The concept of democracy is based on a clear and essential ideal that we can use to distinguish between political systems in the real world: the rule of the people
But this is not just about etymology. Robert Dahl is often cited as having defined democracy by several characteristics of modern representative democracies. However, those were in fact his definition of ‘polyarchy’. And Dahl wrote that such polyarchy 'unquestionably falls well short of achieving the democratic process'.
Instead, Dahl supported the notion of democracy 'as "rule by the people" or as rule by a demos, a citizen body consisting of members who are considered equals for purposes of arriving at governmental decisions'.
Similarly, John Stuart Mill famously considered representative government to be the best form of government in modern societies. Less famous is the fact that he actually defined democracy as rule of the people. He simply thought that it was not feasible in contemporary societies.
But operationalisations and practical implementations of democracy in the real world do not change the meaning of the concept itself, or the ideal we strive towards, notwithstanding Joseph Schumpeter’s elitist argument to that effect. Any political concept will have diverse manifestations in the real world. That does not rob them of their essential meaning.
Of course 'rule of the people' is a broad phrase that we must develop further. Various ancient societies have practiced versions of the phenomenon, but the normative elaboration of the concept has its roots in John Locke’s treatment of natural human rights and the justification for government. Human beings are created equal (from a moral standpoint), and government derives its legitimacy only from an (implicit) social contract among equal human beings to delegate certain responsibilities and powers in their community to government.

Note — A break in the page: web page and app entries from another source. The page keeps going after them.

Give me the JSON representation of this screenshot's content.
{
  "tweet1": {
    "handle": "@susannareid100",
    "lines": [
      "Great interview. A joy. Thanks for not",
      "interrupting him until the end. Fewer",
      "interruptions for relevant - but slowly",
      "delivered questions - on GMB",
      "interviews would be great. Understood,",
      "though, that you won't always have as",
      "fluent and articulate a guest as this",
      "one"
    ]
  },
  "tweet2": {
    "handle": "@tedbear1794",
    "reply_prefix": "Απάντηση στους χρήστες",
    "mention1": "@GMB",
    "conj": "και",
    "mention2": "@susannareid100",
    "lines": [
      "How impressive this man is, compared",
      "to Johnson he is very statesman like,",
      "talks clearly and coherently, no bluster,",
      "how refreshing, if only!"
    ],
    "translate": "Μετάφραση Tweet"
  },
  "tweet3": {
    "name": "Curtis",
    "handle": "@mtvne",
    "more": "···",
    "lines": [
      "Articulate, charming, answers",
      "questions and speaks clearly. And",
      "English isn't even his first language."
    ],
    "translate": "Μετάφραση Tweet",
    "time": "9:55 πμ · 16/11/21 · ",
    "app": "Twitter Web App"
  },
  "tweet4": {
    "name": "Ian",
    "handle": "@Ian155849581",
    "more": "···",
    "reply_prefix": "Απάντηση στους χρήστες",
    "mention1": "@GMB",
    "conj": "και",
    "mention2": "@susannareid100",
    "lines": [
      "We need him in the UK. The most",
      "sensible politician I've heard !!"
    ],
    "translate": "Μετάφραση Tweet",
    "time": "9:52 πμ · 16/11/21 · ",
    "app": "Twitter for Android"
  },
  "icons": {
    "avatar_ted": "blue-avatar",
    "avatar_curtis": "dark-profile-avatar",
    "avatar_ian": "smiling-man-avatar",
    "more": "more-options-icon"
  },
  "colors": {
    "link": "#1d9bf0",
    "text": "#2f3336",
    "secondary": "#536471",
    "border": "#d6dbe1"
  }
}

From this, it follows that those individuals have an equal right to take part in that government. Or, as John Rawls put it: 'It requires that all citizens are to have an equal right to take part in, and to determine the outcome of, the constitutional process that establishes the laws with which they are to comply'.

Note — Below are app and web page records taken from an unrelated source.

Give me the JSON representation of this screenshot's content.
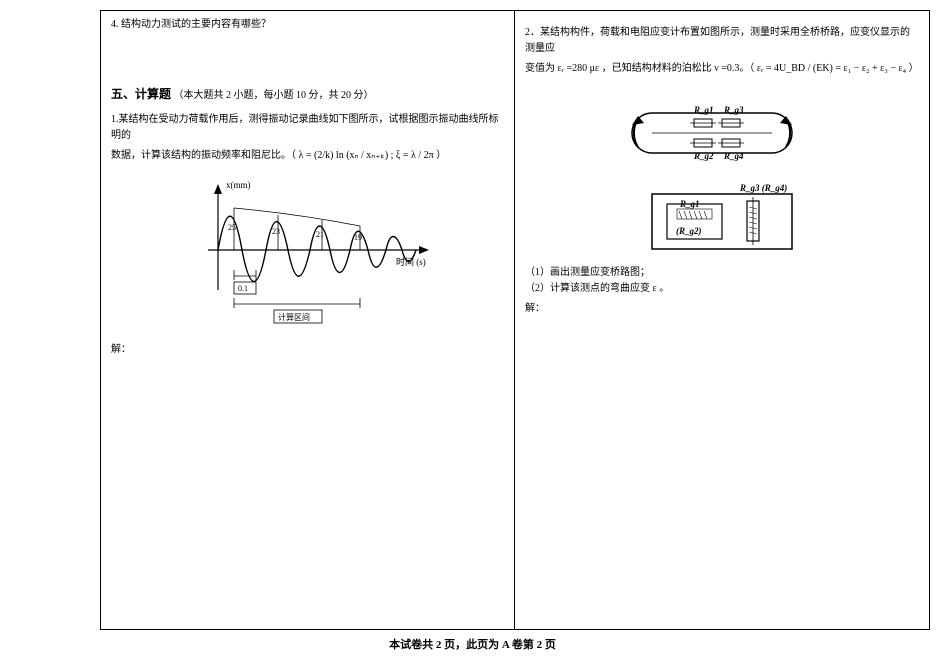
{
  "left": {
    "q4": "4. 结构动力测试的主要内容有哪些？",
    "section5_title": "五、计算题",
    "section5_note": "（本大题共 2 小题，每小题 10 分，共 20 分）",
    "q1_line1": "1.某结构在受动力荷载作用后，测得振动记录曲线如下图所示，试根据图示振动曲线所标明的",
    "q1_line2": "数据，计算该结构的振动频率和阻尼比。（ λ = (2/k) ln (xₙ / xₙ₊ₖ) ; ξ = λ / 2π ）",
    "q1_solve": "解：",
    "chart": {
      "y_label": "x(mm)",
      "x_label": "时间 (s)",
      "peaks": [
        "25",
        "23",
        "21",
        "19"
      ],
      "dt": "0.1",
      "span_label": "计算区间"
    }
  },
  "right": {
    "q2_line1": "2．某结构构件，荷载和电阻应变计布置如图所示，测量时采用全桥桥路，应变仪显示的测量应",
    "q2_line2": "变值为 εᵣ =280 με ，已知结构材料的泊松比 ν =0.3。（ εᵣ = 4U_BD / (EK) = ε₁ − ε₂ + ε₃ − ε₄ ）",
    "gauges": {
      "g1": "R_g1",
      "g2": "R_g2",
      "g3": "R_g3",
      "g4": "R_g4",
      "box_top": "R_g1",
      "box_bot": "(R_g2)",
      "box_right": "R_g3 (R_g4)"
    },
    "sub1": "（1）画出测量应变桥路图；",
    "sub2": "（2）计算该测点的弯曲应变 ε 。",
    "solve": "解："
  },
  "footer": "本试卷共 2 页，此页为 A 卷第 2 页"
}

This is by no means an empty or abstract ideal. Of course it has, is and will always be, realised to varying degrees in real-world communities. But it is still an important yardstick by which we can judge a political system.
Using this yardstick, we can definitively say that North Korea is not a democracy. We can further say that political systems where citizens only choose the governed in periodic elections are more democratic than North Korea. Societies which allow citizens more effective and open opportunities for influence, however, are more democratic still.

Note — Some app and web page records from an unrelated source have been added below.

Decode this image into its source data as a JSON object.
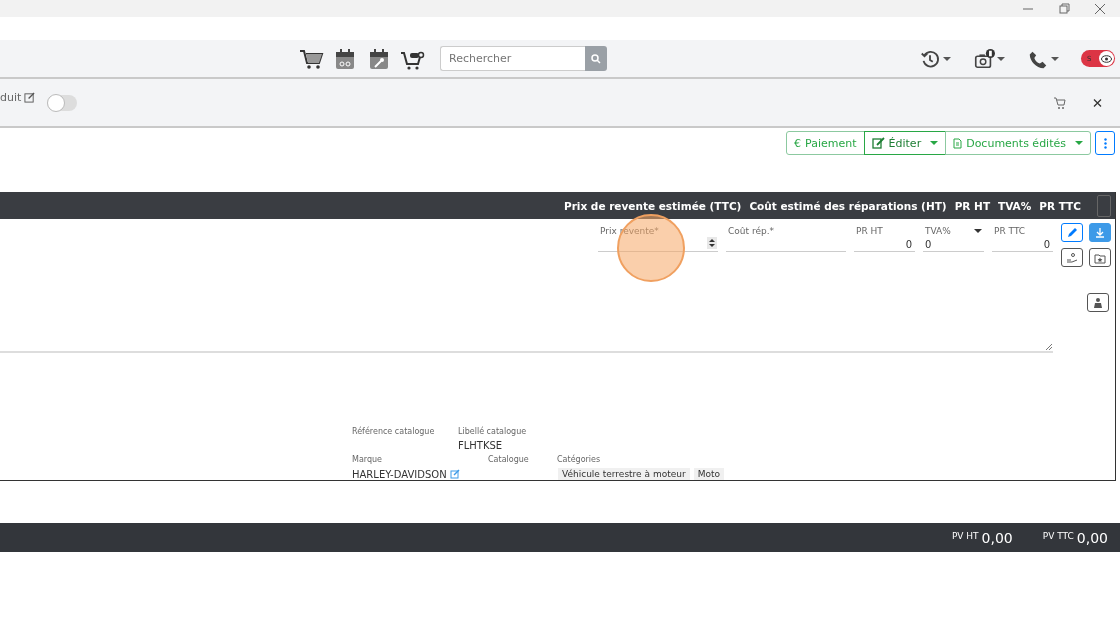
{
  "toolbar": {
    "search": {
      "placeholder": "Rechercher"
    },
    "status_toggle": {
      "label": "S",
      "on": true
    }
  },
  "subheader": {
    "title": "duit",
    "toggle_on": false
  },
  "actions": [
    {
      "kind": "euro",
      "icon_text": "€",
      "label": "Paiement",
      "dropdown": false
    },
    {
      "kind": "edit",
      "label": "Éditer",
      "dropdown": true
    },
    {
      "kind": "doc",
      "label": "Documents édités",
      "dropdown": true
    }
  ],
  "panel": {
    "columns": [
      "Prix de revente estimée (TTC)",
      "Coût estimé des réparations (HT)",
      "PR HT",
      "TVA%",
      "PR TTC"
    ],
    "fields": [
      {
        "label": "Prix revente*",
        "kind": "spinner"
      },
      {
        "label": "Coût rép.*",
        "kind": "text"
      },
      {
        "label": "PR HT",
        "value": "0",
        "kind": "number"
      },
      {
        "label": "TVA%",
        "value": "0",
        "kind": "select"
      },
      {
        "label": "PR TTC",
        "value": "0",
        "kind": "number"
      }
    ],
    "catalogue": {
      "reference_label": "Référence catalogue",
      "libelle_label": "Libellé catalogue",
      "libelle_value": "FLHTKSE",
      "marque_label": "Marque",
      "marque_value": "HARLEY-DAVIDSON",
      "catalogue_label": "Catalogue",
      "categories_label": "Catégories",
      "categories": [
        "Véhicule terrestre à moteur",
        "Moto"
      ]
    }
  },
  "totals": [
    {
      "label": "PV HT",
      "value": "0,00"
    },
    {
      "label": "PV TTC",
      "value": "0,00"
    }
  ]
}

Using this clear conception of democracy, we can measure the quality of democracy in a society. We can identify how citizens’ fundamental right to take part in governing their society is under threat today. Better yet, we can have a substantive debate about how striving closer towards that ideal might help meet the crisis of trust that many societies are now experiencing.
In this light, Gagnon’s butterflies are useful. They help us understand the myriad ways in which the ideal of democracy has manifested itself in the real world in different cultures and contexts, and how we might implement it in new and exciting ways. As Eva Krick points out, organising the butterflies into coherent narratives about different forms of democracy are necessary next steps in Gagnon’s project. These steps could enlighten us all about the diversity of democracies in the real world.
We cannot rise to the challenge of authoritarianism if we lose sight of the meaning and normative value of democracy
But the butterflies cannot replace the ideal. 'North Korean democracy' is not on an equal footing to 'liberal democracy' on the mountain of democracy. And we need democratic theory to guide us through the wilderness of words.
Moving beyond analogies, authoritarianism is on the rise and democracy is in very real danger. We can hardly rise to that challenge if we lose sight of the meaning and normative value of democracy. To defend democracy, we must commit to the democratic ideal, not abandon it.